Cyberattacks are becoming more sophisticated, but the majority of attacks are not. They involve the use of default and commonly used passwords in brute force attacks or basic phishing emails.
Brute force attacks can be thwarted by creating and enforcing strong password policies. It should not be possible for users to use dictionary words as passwords or commonly used weak passwords such as 12345678. Accounts are also commonly breached due to password re-use. Figures from Microsoft suggest 73% of users duplicate passwords on work and personal accounts. If a personal account is breached, the password can be used to access the user’s work account.
Many phishing emails succeed in bypassing anti-spam defenses. A recent report from Avanan suggests as many as 25% of phishing emails are not blocked by Exchange Online Protection (EOP) – Microsoft’s default anti-phishing control for Office 365. It is therefore essential for additional controls to be implemented to prevent those messages from resulting in a data breach.
All employees should be provided with regular security awareness training and should be instructed how to identify phishing emails. Legacy authentication should also be blocked. Other protections include the spam filters, anti-malware solutions, and web filters, but according to Microsoft, there is one solution that blocks 99.9% of automated cyberattacks: Multi-factor authentication.
Multi-factor authentication is the use of more than one method of verifying the identity of a user. In addition to a password or passphrase that only the account holder knows, additional factors are required such as the use of a token or biometric verification. If an attempt is made to logon to an account from an unfamiliar device or location, the second authentication factor comes into play. That could be a text message sent to the user’s mobile phone.
Even though MFA is an effective way of preventing unauthorized account access and preventing data breaches, many healthcare organizations only implement MFA once they have experienced a breach.

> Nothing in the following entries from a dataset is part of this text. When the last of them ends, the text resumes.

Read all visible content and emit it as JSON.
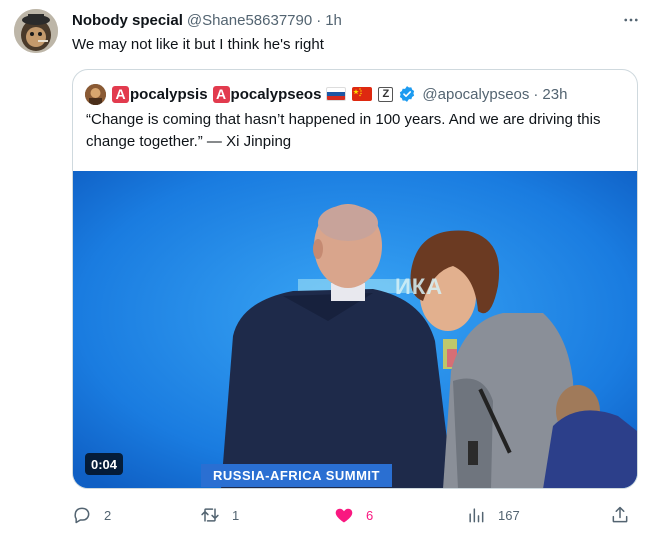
{
  "tweet": {
    "display_name": "Nobody special",
    "handle": "@Shane58637790",
    "separator": "·",
    "time": "1h",
    "text": "We may not like it but I think he's right",
    "more_icon": "more-horizontal-icon"
  },
  "quoted": {
    "badge_letter": "A",
    "name_part1": "pocalypsis",
    "name_part2": "pocalypseos",
    "z_badge": "Z",
    "handle": "@apocalypseos",
    "separator": "·",
    "time": "23h",
    "text": "“Change is coming that hasn’t happened in 100 years. And we are driving this change together.” — Xi Jinping",
    "video": {
      "duration": "0:04",
      "caption": "RUSSIA-AFRICA SUMMIT",
      "backdrop_text": "ИКА"
    }
  },
  "actions": {
    "reply_count": "2",
    "retweet_count": "1",
    "like_count": "6",
    "views_count": "167"
  },
  "colors": {
    "like_active": "#f91880",
    "verified_blue": "#1d9bf0",
    "secondary_text": "#536471",
    "border": "#cfd9de"
  }
}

In a recent blog post, Microsoft explains that more than 300 million fraudulent sign-in attempts are made to its cloud services every day and the number of attacks is continuing to rise. Even if a username and password is compromised, multi-factor authentication will prevent those credentials from being used to gain access to an account.
“Based on our studies, your account is more than 99.9 percent less likely to be compromised if you use MFA,” said Alex Weinert, Microsoft’s Group Program Manager for Identity Security and Protection. “Your password doesn’t matter, but MFA does.”

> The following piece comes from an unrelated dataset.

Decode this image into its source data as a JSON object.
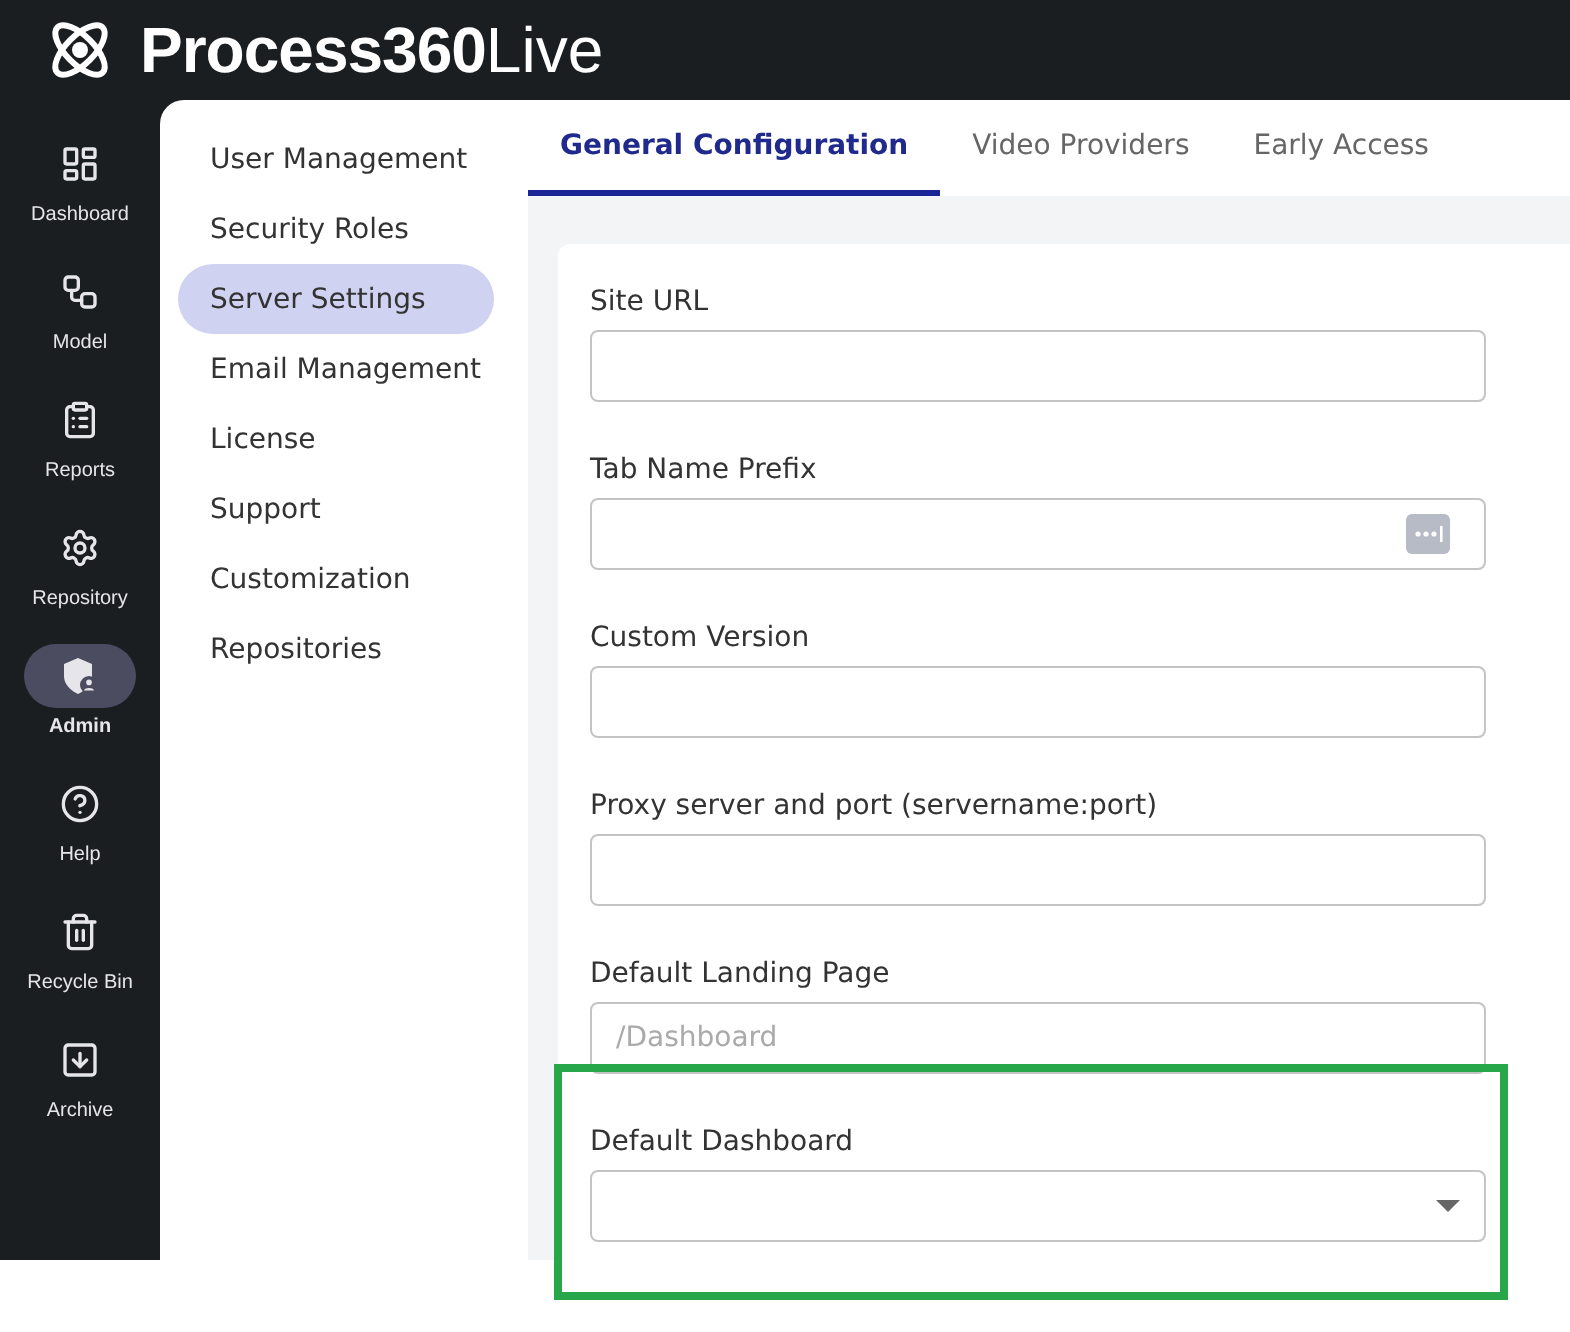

Many organizations are reluctant to implement MFA as they feel it is complicated and will have a negative impact on workflows, when that is not necessarily the case. To keep disruption to a minimum, organizations can implement MFA on the most critical accounts or adopt a role-based approach. MFA can then be expanded from there.

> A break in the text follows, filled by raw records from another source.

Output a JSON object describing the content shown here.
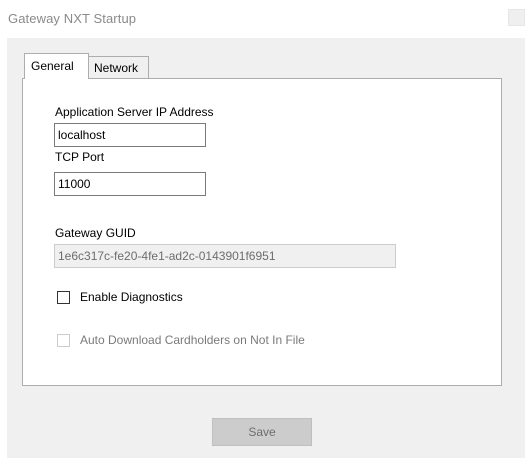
{
  "window": {
    "title": "Gateway NXT Startup"
  },
  "tabs": [
    {
      "label": "General",
      "selected": true
    },
    {
      "label": "Network",
      "selected": false
    }
  ],
  "general": {
    "app_server_ip": {
      "label": "Application Server IP Address",
      "value": "localhost"
    },
    "tcp_port": {
      "label": "TCP Port",
      "value": "11000"
    },
    "gateway_guid": {
      "label": "Gateway GUID",
      "value": "1e6c317c-fe20-4fe1-ad2c-0143901f6951",
      "enabled": false
    },
    "enable_diagnostics": {
      "label": "Enable Diagnostics",
      "checked": false,
      "enabled": true
    },
    "auto_download": {
      "label": "Auto Download Cardholders on Not In File",
      "checked": false,
      "enabled": false
    }
  },
  "footer": {
    "save_label": "Save",
    "save_enabled": false
  },
  "colors": {
    "dialog_background": "#f0f0f0",
    "panel_background": "#ffffff",
    "border": "#adadad",
    "disabled_text": "#7a7a7a"
  }
}
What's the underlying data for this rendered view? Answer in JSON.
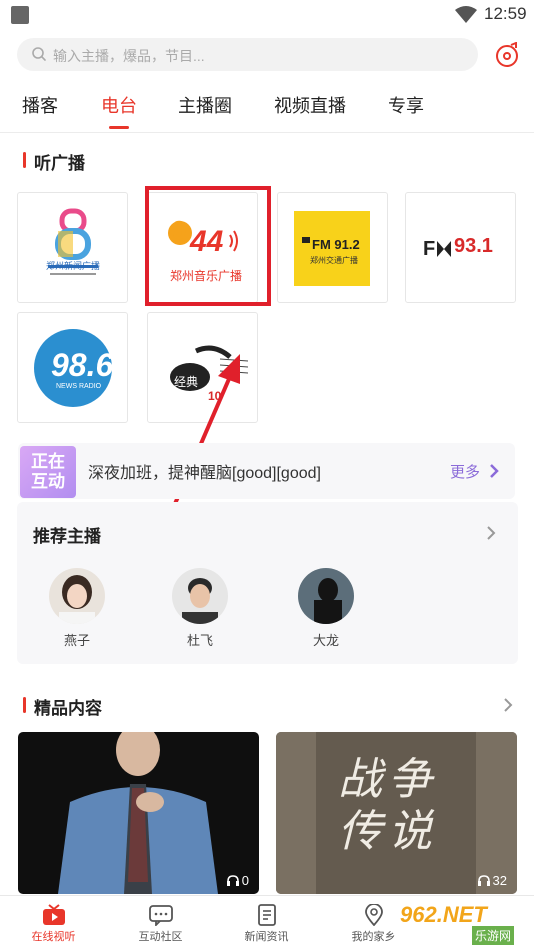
{
  "status_bar": {
    "time": "12:59"
  },
  "search": {
    "placeholder": "输入主播，爆品，节目..."
  },
  "tabs": [
    {
      "label": "播客",
      "active": false
    },
    {
      "label": "电台",
      "active": true
    },
    {
      "label": "主播圈",
      "active": false
    },
    {
      "label": "视频直播",
      "active": false
    },
    {
      "label": "专享",
      "active": false
    }
  ],
  "listen_section": {
    "title": "听广播"
  },
  "stations": [
    {
      "logo_text": "郑州新闻广播"
    },
    {
      "logo_text": "郑州音乐广播",
      "freq": "94.4"
    },
    {
      "logo_text": "郑州交通广播",
      "freq": "FM 91.2"
    },
    {
      "logo_text": "FM 93.1",
      "freq": "93.1"
    },
    {
      "logo_text": "NEWS RADIO",
      "freq": "98.6"
    },
    {
      "logo_text": "经典",
      "freq": "10"
    }
  ],
  "live_banner": {
    "badge_line1": "正在",
    "badge_line2": "互动",
    "text": "深夜加班，提神醒脑[good][good]",
    "more": "更多"
  },
  "hosts_section": {
    "title": "推荐主播",
    "hosts": [
      {
        "name": "燕子"
      },
      {
        "name": "杜飞"
      },
      {
        "name": "大龙"
      }
    ]
  },
  "premium_section": {
    "title": "精品内容",
    "items": [
      {
        "plays": "0"
      },
      {
        "plays": "32",
        "cover_text": "战争传说"
      }
    ]
  },
  "bottom_nav": [
    {
      "label": "在线视听",
      "icon": "tv-icon",
      "active": true
    },
    {
      "label": "互动社区",
      "icon": "chat-icon",
      "active": false
    },
    {
      "label": "新闻资讯",
      "icon": "news-icon",
      "active": false
    },
    {
      "label": "我的家乡",
      "icon": "location-icon",
      "active": false
    }
  ],
  "watermark": {
    "text": "962.NET",
    "subtext": "乐游网"
  },
  "colors": {
    "accent": "#e8362a",
    "purple": "#8b6bd9"
  }
}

MFA is not infallible, but it is one of the single most important measures to implement to block cyberattacks and ensure that responses to phishing emails and poor password choices from resulting in a costly data breach.